The staging automation is all TAIT, who has worked with us on AJR since the very beginning of my time with them. We have a full TAIT touring rolling arena stage, and all the video screen automation is TAIT. It’s all being driven by Navigator. We have the TAIT T-Winch that we use for performer flying. That’s a standard TAIT performer fly winch that lives in a 10’ stick of Tyler GT Truss. We have a whole Kabuki system with two sets of Kabuki drops for the upstage and downstage projection. Then we have a single TAIT solenoid for a light falling gag that takes place in the show. It appears that a moving light is malfunctioning, the prop ‘light’ then falls dramatically to the stage. We’ve got two treadmills; three toaster lifts, which are technically TAIT Flaggapults because they’re variable speed toasters. We’ve got an integrated scissor lift built into the stage that lifts one of the treadmills. We’ve got a whole band riser package with fascia, and all the TAIT Nav hoists that are moving things.

How was the support of Gateway Studio & Production Services for the video on the tour?

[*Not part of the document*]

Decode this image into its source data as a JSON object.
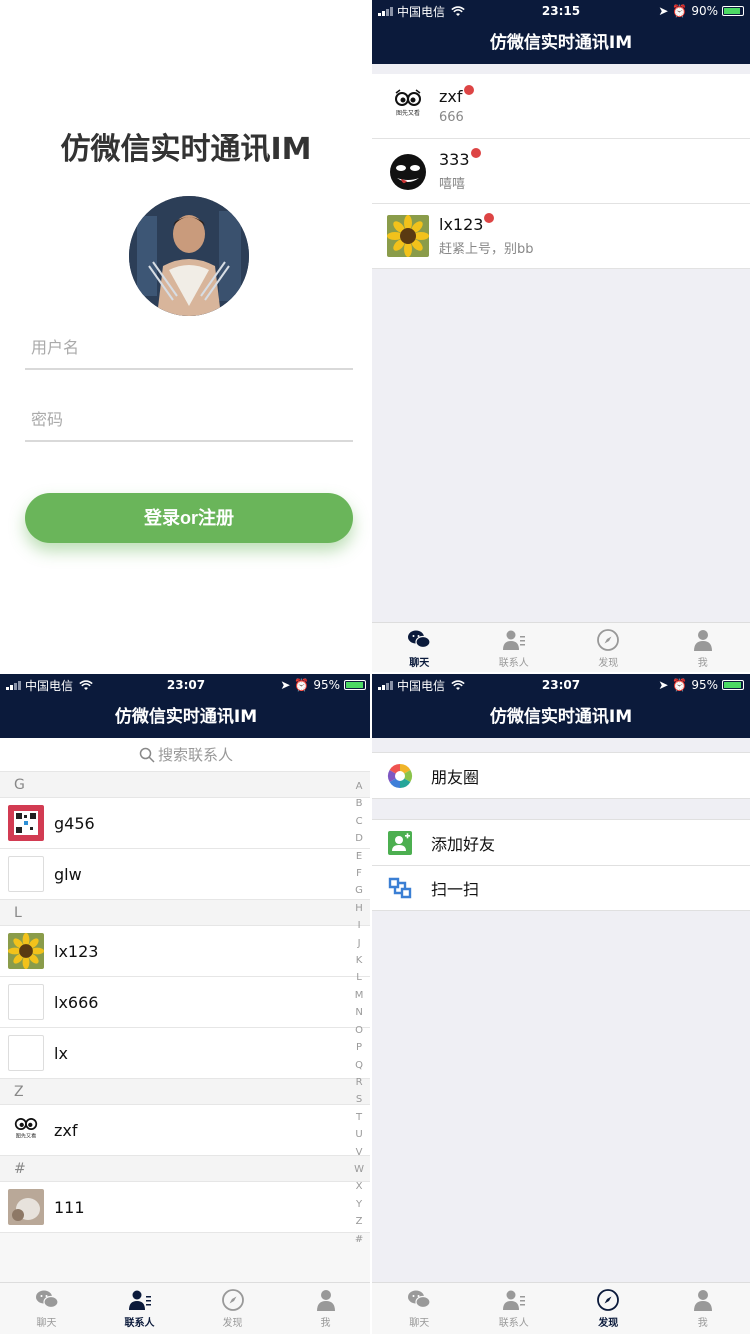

Gateway was also the lighting supplier as well as video; it’s all Gateway, which was handy to have everything come from one vendor. It made the discussions a little easier, especially because we had quite a few changes. We really needed quite a bit of cross-communication between departments, especially lighting and video. I think having it all come from one place made that conversation easy. There’s such a team approach to these shows. Everyone was in the loop. Gateway has been great. Their gear is awesome; everything’s new and works well. Their staff is great, and all the vendor crew that Gateway provided were awesome people.

Is there anything else you’d like to mention about working with AJR on this tour?

They’re a great group of guys. They are, by far, the most creatively involved musical act I’ve ever worked with, and I think they challenged me to do the best work that I possibly can. I think it’s a pleasure having an artist so involved just because it shows how much they care and it’s cool to watch their creative wheels turn and to see them get excited about production more so than I would see a typical band get. Their excitement over specific content things or specific automation cues. Just the fact that they notice all that stuff is pretty cool.

The next leg of AJR’s The Maybe Man tour is heading back out to arenas starting June 25.

This article originally appeared in PLSN